In this book from the Extraordinary Canadians series, Ralston Saul shows how these two leaders of Lower and Upper Canada respectively worked together to give us the democratic federation we have today. The dates of their success were l848-l85l – not l867 as we are accustomed to celebrate. What they achieved did not reach most Western countries until about a century later. Ralston Saul describes the struggle both Lafontaine and Baldwin faced as power in the new land of Canada gradually passed from the old elites of Whig and Tory to a new Reform party that would give the citizens Responsible Government, free from a governor of the British Empire. It made Canada the first Responsible Government in any colony in imperial history.

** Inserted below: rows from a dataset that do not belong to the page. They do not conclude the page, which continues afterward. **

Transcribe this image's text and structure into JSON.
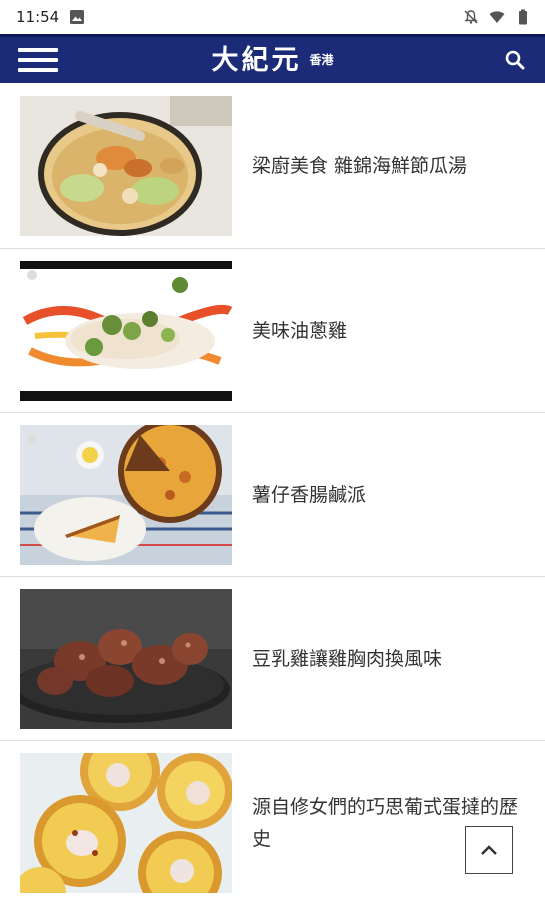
{
  "status_bar": {
    "time": "11:54",
    "left_icon": "image-icon",
    "right_icons": [
      "notifications-off-icon",
      "wifi-icon",
      "battery-icon"
    ]
  },
  "header": {
    "brand_main": "大紀元",
    "brand_region": "香港",
    "menu_icon": "hamburger-menu-icon",
    "search_icon": "search-icon",
    "background_color": "#1b2b78"
  },
  "articles": [
    {
      "title": "梁廚美食 雜錦海鮮節瓜湯",
      "thumbnail": "seafood-melon-soup"
    },
    {
      "title": "美味油蔥雞",
      "thumbnail": "scallion-oil-chicken"
    },
    {
      "title": "薯仔香腸鹹派",
      "thumbnail": "potato-sausage-quiche"
    },
    {
      "title": "豆乳雞讓雞胸肉換風味",
      "thumbnail": "fried-chicken-pieces"
    },
    {
      "title": "源自修女們的巧思葡式蛋撻的歷史",
      "thumbnail": "portuguese-egg-tarts"
    }
  ],
  "back_to_top_icon": "chevron-up-icon"
}
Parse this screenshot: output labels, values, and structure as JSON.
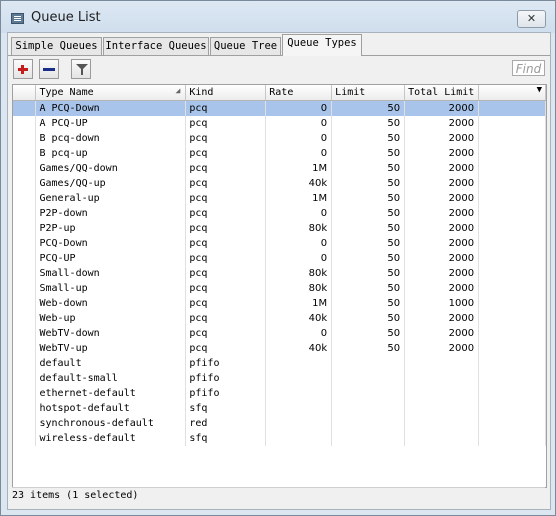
{
  "window": {
    "title": "Queue List",
    "close_label": "✕"
  },
  "tabs": [
    {
      "label": "Simple Queues"
    },
    {
      "label": "Interface Queues"
    },
    {
      "label": "Queue Tree"
    },
    {
      "label": "Queue Types"
    }
  ],
  "toolbar": {
    "find_placeholder": "Find"
  },
  "columns": [
    "Type Name",
    "Kind",
    "Rate",
    "Limit",
    "Total Limit"
  ],
  "rows": [
    {
      "name": "A PCQ-Down",
      "kind": "pcq",
      "rate": "0",
      "limit": "50",
      "total": "2000",
      "selected": true
    },
    {
      "name": "A PCQ-UP",
      "kind": "pcq",
      "rate": "0",
      "limit": "50",
      "total": "2000"
    },
    {
      "name": "B pcq-down",
      "kind": "pcq",
      "rate": "0",
      "limit": "50",
      "total": "2000"
    },
    {
      "name": "B pcq-up",
      "kind": "pcq",
      "rate": "0",
      "limit": "50",
      "total": "2000"
    },
    {
      "name": "Games/QQ-down",
      "kind": "pcq",
      "rate": "1M",
      "limit": "50",
      "total": "2000"
    },
    {
      "name": "Games/QQ-up",
      "kind": "pcq",
      "rate": "40k",
      "limit": "50",
      "total": "2000"
    },
    {
      "name": "General-up",
      "kind": "pcq",
      "rate": "1M",
      "limit": "50",
      "total": "2000"
    },
    {
      "name": "P2P-down",
      "kind": "pcq",
      "rate": "0",
      "limit": "50",
      "total": "2000"
    },
    {
      "name": "P2P-up",
      "kind": "pcq",
      "rate": "80k",
      "limit": "50",
      "total": "2000"
    },
    {
      "name": "PCQ-Down",
      "kind": "pcq",
      "rate": "0",
      "limit": "50",
      "total": "2000"
    },
    {
      "name": "PCQ-UP",
      "kind": "pcq",
      "rate": "0",
      "limit": "50",
      "total": "2000"
    },
    {
      "name": "Small-down",
      "kind": "pcq",
      "rate": "80k",
      "limit": "50",
      "total": "2000"
    },
    {
      "name": "Small-up",
      "kind": "pcq",
      "rate": "80k",
      "limit": "50",
      "total": "2000"
    },
    {
      "name": "Web-down",
      "kind": "pcq",
      "rate": "1M",
      "limit": "50",
      "total": "1000"
    },
    {
      "name": "Web-up",
      "kind": "pcq",
      "rate": "40k",
      "limit": "50",
      "total": "2000"
    },
    {
      "name": "WebTV-down",
      "kind": "pcq",
      "rate": "0",
      "limit": "50",
      "total": "2000"
    },
    {
      "name": "WebTV-up",
      "kind": "pcq",
      "rate": "40k",
      "limit": "50",
      "total": "2000"
    },
    {
      "name": "default",
      "kind": "pfifo",
      "rate": "",
      "limit": "",
      "total": ""
    },
    {
      "name": "default-small",
      "kind": "pfifo",
      "rate": "",
      "limit": "",
      "total": ""
    },
    {
      "name": "ethernet-default",
      "kind": "pfifo",
      "rate": "",
      "limit": "",
      "total": ""
    },
    {
      "name": "hotspot-default",
      "kind": "sfq",
      "rate": "",
      "limit": "",
      "total": ""
    },
    {
      "name": "synchronous-default",
      "kind": "red",
      "rate": "",
      "limit": "",
      "total": ""
    },
    {
      "name": "wireless-default",
      "kind": "sfq",
      "rate": "",
      "limit": "",
      "total": ""
    }
  ],
  "status": "23 items (1 selected)",
  "colors": {
    "selected_row": "#a8c4ea",
    "add_icon": "#c71b1b",
    "remove_icon": "#1b2f8a"
  }
}
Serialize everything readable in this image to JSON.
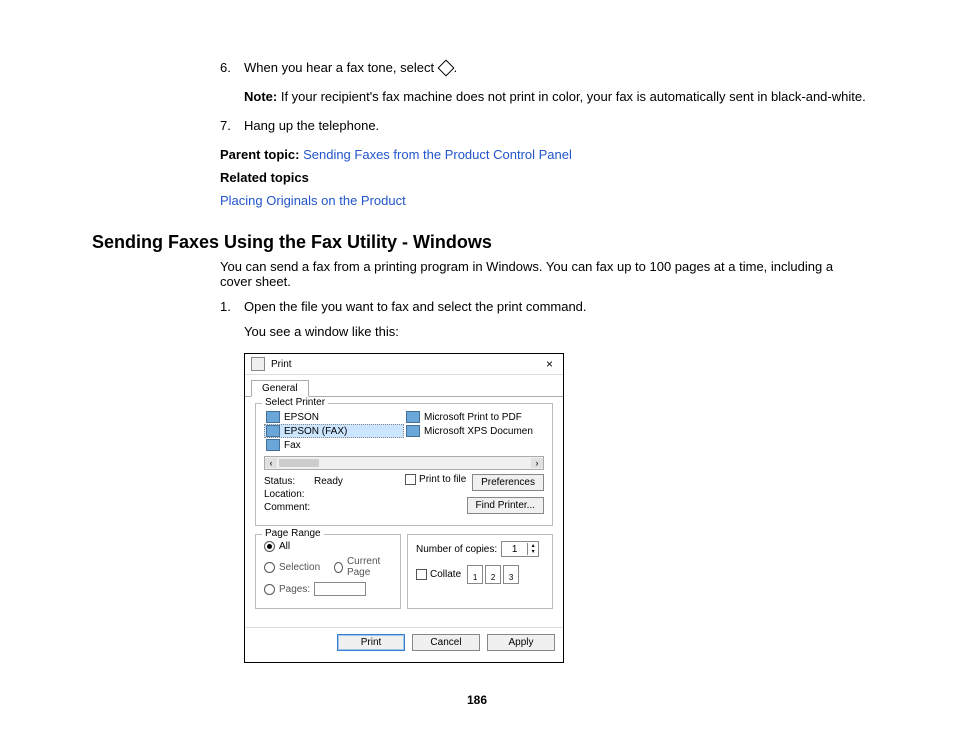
{
  "step6": {
    "num": "6.",
    "text_a": "When you hear a fax tone, select ",
    "text_b": ".",
    "note_label": "Note:",
    "note_text": " If your recipient's fax machine does not print in color, your fax is automatically sent in black-and-white."
  },
  "step7": {
    "num": "7.",
    "text": "Hang up the telephone."
  },
  "parent": {
    "label": "Parent topic: ",
    "link": "Sending Faxes from the Product Control Panel"
  },
  "related": {
    "label": "Related topics",
    "link": "Placing Originals on the Product"
  },
  "section_title": "Sending Faxes Using the Fax Utility - Windows",
  "intro": "You can send a fax from a printing program in Windows. You can fax up to 100 pages at a time, including a cover sheet.",
  "step1": {
    "num": "1.",
    "text": "Open the file you want to fax and select the print command.",
    "sub": "You see a window like this:"
  },
  "dlg": {
    "title": "Print",
    "close": "×",
    "tab": "General",
    "select_printer": "Select Printer",
    "printers_left": [
      "EPSON",
      "EPSON (FAX)",
      "Fax"
    ],
    "printers_right": [
      "Microsoft Print to PDF",
      "Microsoft XPS Documen"
    ],
    "status_label": "Status:",
    "status_value": "Ready",
    "location_label": "Location:",
    "comment_label": "Comment:",
    "print_to_file": "Print to file",
    "preferences": "Preferences",
    "find_printer": "Find Printer...",
    "page_range": "Page Range",
    "all": "All",
    "selection": "Selection",
    "current_page": "Current Page",
    "pages": "Pages:",
    "num_copies": "Number of copies:",
    "copies_val": "1",
    "collate": "Collate",
    "c1": "1",
    "c2": "2",
    "c3": "3",
    "btn_print": "Print",
    "btn_cancel": "Cancel",
    "btn_apply": "Apply"
  },
  "page_number": "186"
}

Lafontaine and Baldwin were each distinguished leaders in their parts of Canada. They had witnessed the failures of the l837 uprisings, and each had decided on restraint as the only possible way of getting together. The added element was the genuine liking and respect they had for each other and this is a very charming part of the book.
In l840 LaFontaine addressed the electors of Terrebonne saying “no privileged caste beyond and above the mass of the people can exist in Canada.” Baldwin replied: “Reformers of Upper Canada are resolved to unite with their Lower Canadian brethren cordially as friends.”
The book is written clearly and well and explains why Ralston Saul’s thirteen works have been translated into twenty-two languages in thirty countries. It also gives a clear, succinct picture of part of our history that a lot of us wish we had been taught at school !
Review by Anne McDougall
Come down to Books on Beechwood on Saturday, January 15 to meet Christian McPherson, who will be signing his debut novel “The Cube People” from 12:00 to 2:00pm.
From the jacket:
“Colin MacDonald is surrounded by a cast of screwball characters while he tolls away at his government job, procreation, and dreams of becoming a published writer. Recycled air, bad lighting and bizarre environmental office policies by day; scheduled love-making sessions and rejection letters by night, push MacDonald to try to write his way out of his cyclical life story.”
“Christian McPherson is the author of Six Ways to Sunday (shortlisted for the 2008 ReLit Award for Short Fiction), Poems That Swim from My Brain Like Rats Leaving a Sinking Ship and his debut novel The Cube People.”
What the critics are saying:
“The Cube People is Dilbert as if possessed by a libido the size of Ron Jeremy’s and the humour of Steven Wright. A book for the sci-fi-obsessed but cubicle-bound geek in all of us, and for anyone who has dared to make art but face rejection.” -Grant Lawrence, CBC Radio host, author of Adventures in Solitude.
“There is something to be said about a book that can keep you so deeply immersed you finish it in a single day…between his book’s rejections, his baby-obsessed wife and horrible day job, Colin becomes the everyman for anyone who has been constantly beaten down and hoped for salvation.” -The Charlatan, Independent Weekly Student Publication at Carleton University.
So, come down to the bookstore on the afternoon of Saturday, January 15 to meet the author, have a chat, buy a book (or two), and get it signed! We look forward to seeing you!